The MC, that is to say, the Master of Ceremonies rolled out the best of his calling. He would not let the ceremony end without extolling the King: the Otumfuo Education Fund which has taken care of the education needs of people from all the nooks and cranny of our motherland, that is to say, the fund is not limited to Asantes alone. How about the Serwaa Ampem Fund to support people with disabilities…the estate programmes. The MC could have said more…

When the occasion came for the invitees to pay homage to the King, there was a deep sense of hilarity – the King had a smile for everyone who curtsied before him. But – some people could not help shaking hands with him. The atmosphere was as contagious as it was ecstatic. It was simply aromatic and all present had a pleasant outing.

Around 1:00am, the following day, Saturday, the scenic atmosphere began to ebb and wane. There were tell – tale signs that all present had enjoyed the best of the times. As the personalities on the high table promenaded out of the hall, the King characteristically took his time to wave and shake hands with the guests. It was all smiles.

Outside the hall, guests had to contend with a ‘dum’, that is a ‘black – out ‘, not the making of President Mahama who had ‘fixed’ the ‘dumsor’; this was a new feature – and only the Electricity Company of Ghana with their present high tariffs could explain why they should make the atmosphere conducive for armed robbers and highwaymen.

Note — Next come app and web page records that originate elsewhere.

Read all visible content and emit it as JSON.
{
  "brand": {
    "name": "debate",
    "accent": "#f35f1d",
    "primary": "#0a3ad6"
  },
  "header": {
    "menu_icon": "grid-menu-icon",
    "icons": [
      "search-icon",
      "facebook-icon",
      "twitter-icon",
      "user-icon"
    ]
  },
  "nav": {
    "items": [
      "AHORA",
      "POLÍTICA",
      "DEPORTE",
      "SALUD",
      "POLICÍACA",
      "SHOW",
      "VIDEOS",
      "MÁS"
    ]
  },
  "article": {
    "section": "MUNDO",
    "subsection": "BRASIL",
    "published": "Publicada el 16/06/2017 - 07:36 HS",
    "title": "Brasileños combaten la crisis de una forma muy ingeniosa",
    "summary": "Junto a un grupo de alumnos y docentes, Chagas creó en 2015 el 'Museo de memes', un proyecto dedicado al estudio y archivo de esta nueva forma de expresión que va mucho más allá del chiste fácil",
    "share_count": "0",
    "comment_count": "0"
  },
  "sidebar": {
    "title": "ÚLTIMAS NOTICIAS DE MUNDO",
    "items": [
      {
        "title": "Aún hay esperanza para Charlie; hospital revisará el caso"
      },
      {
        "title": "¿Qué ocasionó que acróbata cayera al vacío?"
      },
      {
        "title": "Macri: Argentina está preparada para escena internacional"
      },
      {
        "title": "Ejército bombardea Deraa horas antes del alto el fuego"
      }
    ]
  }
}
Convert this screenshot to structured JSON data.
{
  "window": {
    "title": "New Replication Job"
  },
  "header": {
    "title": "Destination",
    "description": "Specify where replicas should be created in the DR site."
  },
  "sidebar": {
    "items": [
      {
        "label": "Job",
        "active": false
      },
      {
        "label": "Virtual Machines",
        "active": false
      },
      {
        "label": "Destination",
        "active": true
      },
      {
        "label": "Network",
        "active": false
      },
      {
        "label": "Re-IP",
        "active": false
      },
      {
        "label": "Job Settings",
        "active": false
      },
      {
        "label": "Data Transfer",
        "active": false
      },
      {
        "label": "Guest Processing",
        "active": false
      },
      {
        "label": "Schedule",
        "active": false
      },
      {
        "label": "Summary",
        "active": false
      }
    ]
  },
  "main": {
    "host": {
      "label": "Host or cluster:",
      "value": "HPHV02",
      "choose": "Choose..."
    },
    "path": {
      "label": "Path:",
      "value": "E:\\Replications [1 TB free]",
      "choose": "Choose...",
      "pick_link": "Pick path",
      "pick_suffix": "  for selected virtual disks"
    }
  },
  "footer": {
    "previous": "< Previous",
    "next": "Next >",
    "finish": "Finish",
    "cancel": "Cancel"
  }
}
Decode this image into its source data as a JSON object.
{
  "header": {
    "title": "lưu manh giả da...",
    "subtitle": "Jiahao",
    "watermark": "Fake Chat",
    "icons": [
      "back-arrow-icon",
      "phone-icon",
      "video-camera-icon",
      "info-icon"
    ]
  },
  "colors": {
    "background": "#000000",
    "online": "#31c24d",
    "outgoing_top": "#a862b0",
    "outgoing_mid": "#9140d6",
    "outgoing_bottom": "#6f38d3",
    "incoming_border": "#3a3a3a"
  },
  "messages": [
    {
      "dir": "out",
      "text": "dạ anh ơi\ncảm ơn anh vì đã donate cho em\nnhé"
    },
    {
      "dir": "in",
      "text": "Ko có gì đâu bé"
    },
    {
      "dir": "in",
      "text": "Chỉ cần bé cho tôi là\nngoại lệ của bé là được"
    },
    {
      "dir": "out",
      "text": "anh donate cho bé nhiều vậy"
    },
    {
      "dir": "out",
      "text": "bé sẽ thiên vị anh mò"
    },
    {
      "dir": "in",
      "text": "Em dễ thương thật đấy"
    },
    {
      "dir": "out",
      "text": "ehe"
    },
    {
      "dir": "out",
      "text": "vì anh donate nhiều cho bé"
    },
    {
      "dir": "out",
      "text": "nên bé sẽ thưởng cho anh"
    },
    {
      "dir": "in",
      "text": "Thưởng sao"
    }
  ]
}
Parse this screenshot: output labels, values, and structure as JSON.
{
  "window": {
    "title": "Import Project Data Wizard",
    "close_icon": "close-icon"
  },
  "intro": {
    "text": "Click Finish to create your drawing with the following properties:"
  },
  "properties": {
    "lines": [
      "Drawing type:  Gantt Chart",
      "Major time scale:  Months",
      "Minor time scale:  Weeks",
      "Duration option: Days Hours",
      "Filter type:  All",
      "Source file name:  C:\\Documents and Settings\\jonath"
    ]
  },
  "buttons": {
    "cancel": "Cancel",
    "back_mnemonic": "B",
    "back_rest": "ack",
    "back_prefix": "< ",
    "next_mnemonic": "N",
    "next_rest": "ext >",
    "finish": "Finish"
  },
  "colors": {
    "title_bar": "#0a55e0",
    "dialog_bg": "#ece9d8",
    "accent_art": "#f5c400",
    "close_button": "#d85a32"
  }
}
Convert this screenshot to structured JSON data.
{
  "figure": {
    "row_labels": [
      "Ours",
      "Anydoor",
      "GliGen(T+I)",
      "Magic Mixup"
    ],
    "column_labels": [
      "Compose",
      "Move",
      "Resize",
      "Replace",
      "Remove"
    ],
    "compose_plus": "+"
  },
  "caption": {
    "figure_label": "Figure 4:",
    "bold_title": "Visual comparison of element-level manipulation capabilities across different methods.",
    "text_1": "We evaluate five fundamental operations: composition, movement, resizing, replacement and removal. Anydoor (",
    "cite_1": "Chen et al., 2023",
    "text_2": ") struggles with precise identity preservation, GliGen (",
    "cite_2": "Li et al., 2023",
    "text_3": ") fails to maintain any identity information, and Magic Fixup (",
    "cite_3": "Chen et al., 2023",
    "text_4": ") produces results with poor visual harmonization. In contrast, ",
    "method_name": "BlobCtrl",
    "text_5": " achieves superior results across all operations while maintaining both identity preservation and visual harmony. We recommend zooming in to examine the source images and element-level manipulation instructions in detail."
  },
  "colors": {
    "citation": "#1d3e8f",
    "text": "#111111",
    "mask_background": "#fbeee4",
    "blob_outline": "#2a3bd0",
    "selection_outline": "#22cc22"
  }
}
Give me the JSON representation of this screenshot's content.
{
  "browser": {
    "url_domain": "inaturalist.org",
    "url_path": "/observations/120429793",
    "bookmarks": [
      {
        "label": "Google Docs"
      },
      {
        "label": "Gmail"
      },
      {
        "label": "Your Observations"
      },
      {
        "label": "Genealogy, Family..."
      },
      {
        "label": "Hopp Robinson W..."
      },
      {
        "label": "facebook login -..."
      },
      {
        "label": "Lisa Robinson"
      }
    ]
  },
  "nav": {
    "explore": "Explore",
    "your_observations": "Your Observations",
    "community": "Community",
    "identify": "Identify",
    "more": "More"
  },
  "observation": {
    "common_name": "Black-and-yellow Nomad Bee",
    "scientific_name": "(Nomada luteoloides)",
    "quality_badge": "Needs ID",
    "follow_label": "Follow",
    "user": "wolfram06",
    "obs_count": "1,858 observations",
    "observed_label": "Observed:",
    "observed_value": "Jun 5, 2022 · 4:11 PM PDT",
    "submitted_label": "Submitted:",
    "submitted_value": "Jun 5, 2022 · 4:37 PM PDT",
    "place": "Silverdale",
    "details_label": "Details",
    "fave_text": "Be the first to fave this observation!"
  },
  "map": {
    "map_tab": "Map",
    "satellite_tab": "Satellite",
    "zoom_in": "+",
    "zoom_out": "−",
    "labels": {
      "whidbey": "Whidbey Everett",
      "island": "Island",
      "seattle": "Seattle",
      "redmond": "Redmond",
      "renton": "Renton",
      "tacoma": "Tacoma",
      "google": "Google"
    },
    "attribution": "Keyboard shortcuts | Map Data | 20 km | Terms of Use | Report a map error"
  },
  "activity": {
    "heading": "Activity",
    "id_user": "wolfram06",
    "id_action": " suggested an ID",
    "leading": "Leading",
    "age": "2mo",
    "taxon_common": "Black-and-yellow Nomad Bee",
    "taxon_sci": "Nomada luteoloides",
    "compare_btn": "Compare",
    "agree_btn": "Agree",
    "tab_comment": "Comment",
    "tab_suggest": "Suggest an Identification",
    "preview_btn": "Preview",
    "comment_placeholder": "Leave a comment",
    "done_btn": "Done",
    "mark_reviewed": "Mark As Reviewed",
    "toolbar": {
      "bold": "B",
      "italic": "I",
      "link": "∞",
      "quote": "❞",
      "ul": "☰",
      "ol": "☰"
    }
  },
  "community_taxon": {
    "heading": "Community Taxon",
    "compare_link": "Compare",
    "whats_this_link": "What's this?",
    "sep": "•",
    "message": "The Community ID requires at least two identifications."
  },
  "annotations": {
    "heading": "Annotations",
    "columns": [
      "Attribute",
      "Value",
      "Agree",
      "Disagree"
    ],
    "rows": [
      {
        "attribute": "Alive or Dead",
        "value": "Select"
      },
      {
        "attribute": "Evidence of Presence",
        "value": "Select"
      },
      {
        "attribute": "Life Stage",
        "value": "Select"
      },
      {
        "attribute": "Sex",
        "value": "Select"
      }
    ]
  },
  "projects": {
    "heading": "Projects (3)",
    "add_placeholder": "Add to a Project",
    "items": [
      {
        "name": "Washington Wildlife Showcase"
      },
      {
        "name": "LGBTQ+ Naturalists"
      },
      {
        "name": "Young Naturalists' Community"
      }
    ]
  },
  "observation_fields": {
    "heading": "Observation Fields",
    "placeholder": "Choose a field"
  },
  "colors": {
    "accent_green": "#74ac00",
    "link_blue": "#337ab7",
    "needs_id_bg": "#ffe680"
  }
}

On bed or in bed, one could not easily get a wink of sleep without internalizing the events of the night before. The prayer was for a quick pace of the 365 days to make a year, so that another similar invitation would be extended to Ghanaman when the King celebrates his 67th birthday in similar grand style – to once again bring in a medley of personalities: doctors, lawyers, politicians, government officials, private businessmen and women, the young and the old. He, the King, is above politics, or, he does not do partisan politics. He is expected to demonstrate his non-partisan mood, and the opportunity offered itself at his 66th birthday bash—it was simply marvelous.

Columnist: Africanus Owusu-Ansah | africanusoa@gmail.com